====== SOURCE DATA ======

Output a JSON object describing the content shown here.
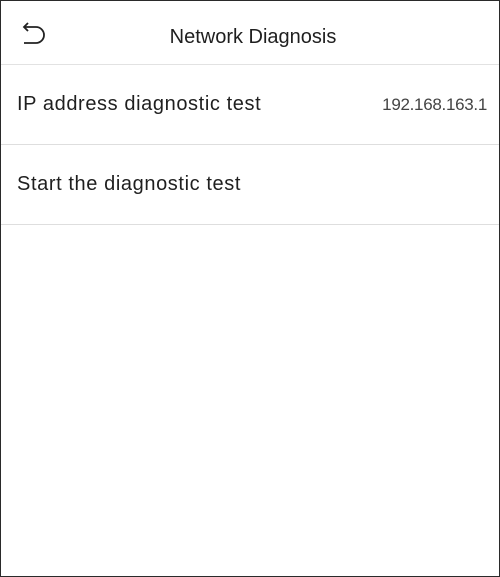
{
  "header": {
    "title": "Network Diagnosis",
    "back_icon": "back-arrow-icon"
  },
  "items": [
    {
      "label": "IP address diagnostic test",
      "value": "192.168.163.1"
    },
    {
      "label": "Start the diagnostic test"
    }
  ]
}
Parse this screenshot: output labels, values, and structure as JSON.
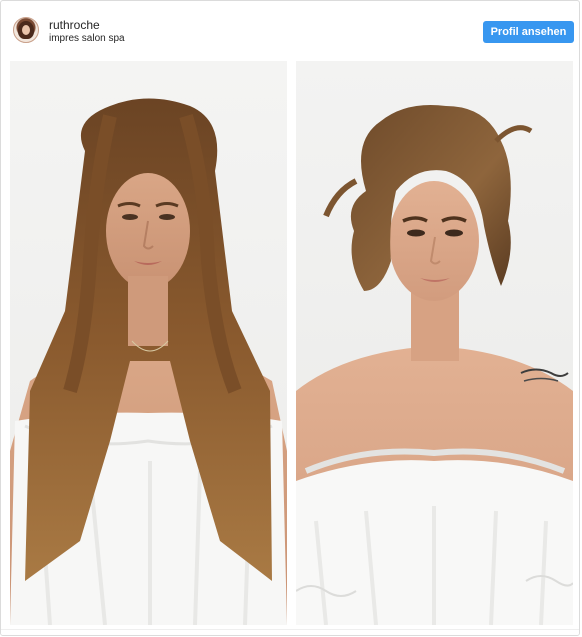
{
  "post": {
    "username": "ruthroche",
    "location": "impres salon spa",
    "profile_button_label": "Profil ansehen"
  },
  "colors": {
    "button_blue": "#3897f0",
    "text_dark": "#262626",
    "border": "#dbdbdb"
  },
  "images": {
    "before_icon": "before-photo-long-hair",
    "after_icon": "after-photo-short-hair"
  }
}
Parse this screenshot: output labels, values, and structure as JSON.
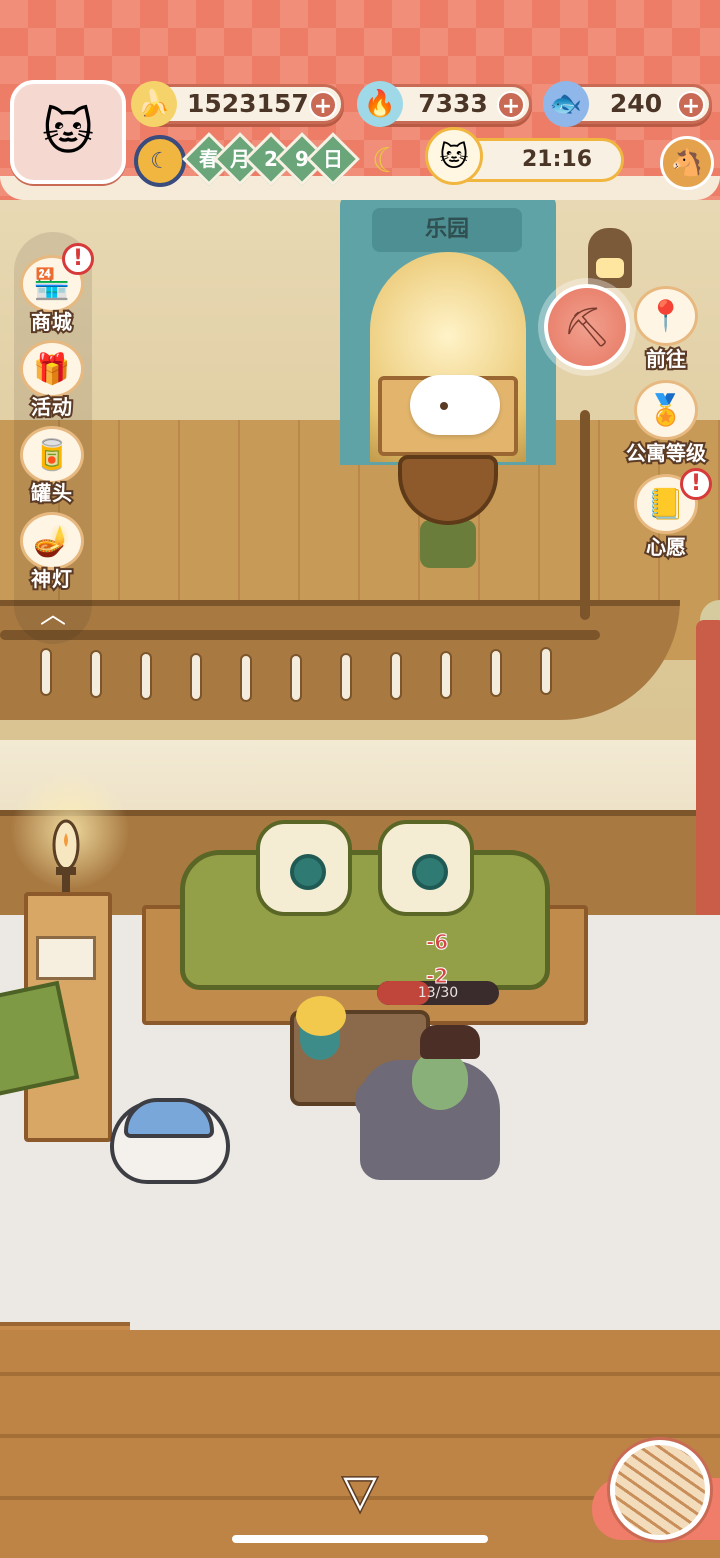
{
  "hud": {
    "resources": [
      {
        "icon": "banana-icon",
        "value": "1523157"
      },
      {
        "icon": "blue-flame-icon",
        "value": "7333"
      },
      {
        "icon": "blue-fish-icon",
        "value": "240"
      }
    ],
    "date": {
      "season": "春",
      "month": "月",
      "day_digits": [
        "2",
        "9"
      ],
      "day": "日"
    },
    "time": "21:16"
  },
  "left_menu": [
    {
      "label": "商城",
      "icon": "shop-icon",
      "alert": true
    },
    {
      "label": "活动",
      "icon": "gift-icon",
      "alert": false
    },
    {
      "label": "罐头",
      "icon": "can-icon",
      "alert": false
    },
    {
      "label": "神灯",
      "icon": "magic-lamp-icon",
      "alert": false
    }
  ],
  "right_menu": [
    {
      "label": "前往",
      "icon": "map-pin-icon",
      "alert": false
    },
    {
      "label": "公寓等级",
      "icon": "apartment-level-icon",
      "alert": false
    },
    {
      "label": "心愿",
      "icon": "wish-book-icon",
      "alert": true
    }
  ],
  "scene": {
    "gate_sign": "乐园",
    "damage_numbers": [
      "-6",
      "-2"
    ],
    "hp": {
      "current": 13,
      "max": 30,
      "text": "13/30"
    }
  },
  "colors": {
    "hud_band": "#ee7d68",
    "accent": "#c96a54",
    "menu_label_stroke": "#5b3b25"
  }
}
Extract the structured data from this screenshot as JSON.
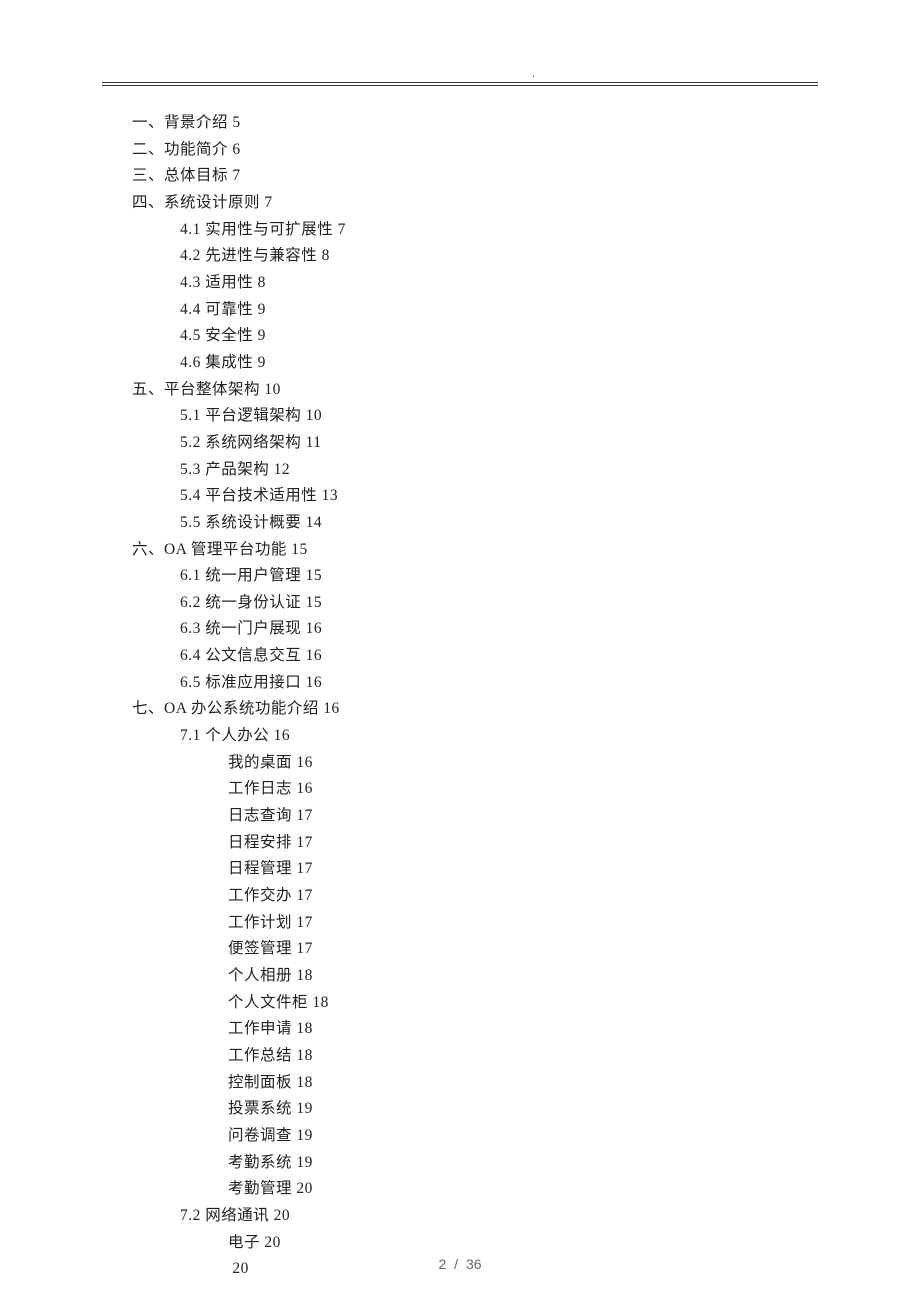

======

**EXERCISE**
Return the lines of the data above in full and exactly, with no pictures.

**EXPECTED ANSWER**
Output a JSON object describing the content shown here.
{
  "header": {
    "title": "Network Diagnosis",
    "back_icon": "back-arrow-icon"
  },
  "items": [
    {
      "label": "IP address diagnostic test",
      "value": "192.168.163.1"
    },
    {
      "label": "Start the diagnostic test"
    }
  ]
}
Parse this screenshot: output labels, values, and structure as JSON.
{
  "post": {
    "username": "ruthroche",
    "location": "impres salon spa",
    "profile_button_label": "Profil ansehen"
  },
  "colors": {
    "button_blue": "#3897f0",
    "text_dark": "#262626",
    "border": "#dbdbdb"
  },
  "images": {
    "before_icon": "before-photo-long-hair",
    "after_icon": "after-photo-short-hair"
  }
}
Parse this screenshot: output labels, values, and structure as JSON.
{
  "hud": {
    "resources": [
      {
        "icon": "banana-icon",
        "value": "1523157"
      },
      {
        "icon": "blue-flame-icon",
        "value": "7333"
      },
      {
        "icon": "blue-fish-icon",
        "value": "240"
      }
    ],
    "date": {
      "season": "春",
      "month": "月",
      "day_digits": [
        "2",
        "9"
      ],
      "day": "日"
    },
    "time": "21:16"
  },
  "left_menu": [
    {
      "label": "商城",
      "icon": "shop-icon",
      "alert": true
    },
    {
      "label": "活动",
      "icon": "gift-icon",
      "alert": false
    },
    {
      "label": "罐头",
      "icon": "can-icon",
      "alert": false
    },
    {
      "label": "神灯",
      "icon": "magic-lamp-icon",
      "alert": false
    }
  ],
  "right_menu": [
    {
      "label": "前往",
      "icon": "map-pin-icon",
      "alert": false
    },
    {
      "label": "公寓等级",
      "icon": "apartment-level-icon",
      "alert": false
    },
    {
      "label": "心愿",
      "icon": "wish-book-icon",
      "alert": true
    }
  ],
  "scene": {
    "gate_sign": "乐园",
    "damage_numbers": [
      "-6",
      "-2"
    ],
    "hp": {
      "current": 13,
      "max": 30,
      "text": "13/30"
    }
  },
  "colors": {
    "hud_band": "#ee7d68",
    "accent": "#c96a54",
    "menu_label_stroke": "#5b3b25"
  }
}
Extract the structured data from this screenshot as JSON.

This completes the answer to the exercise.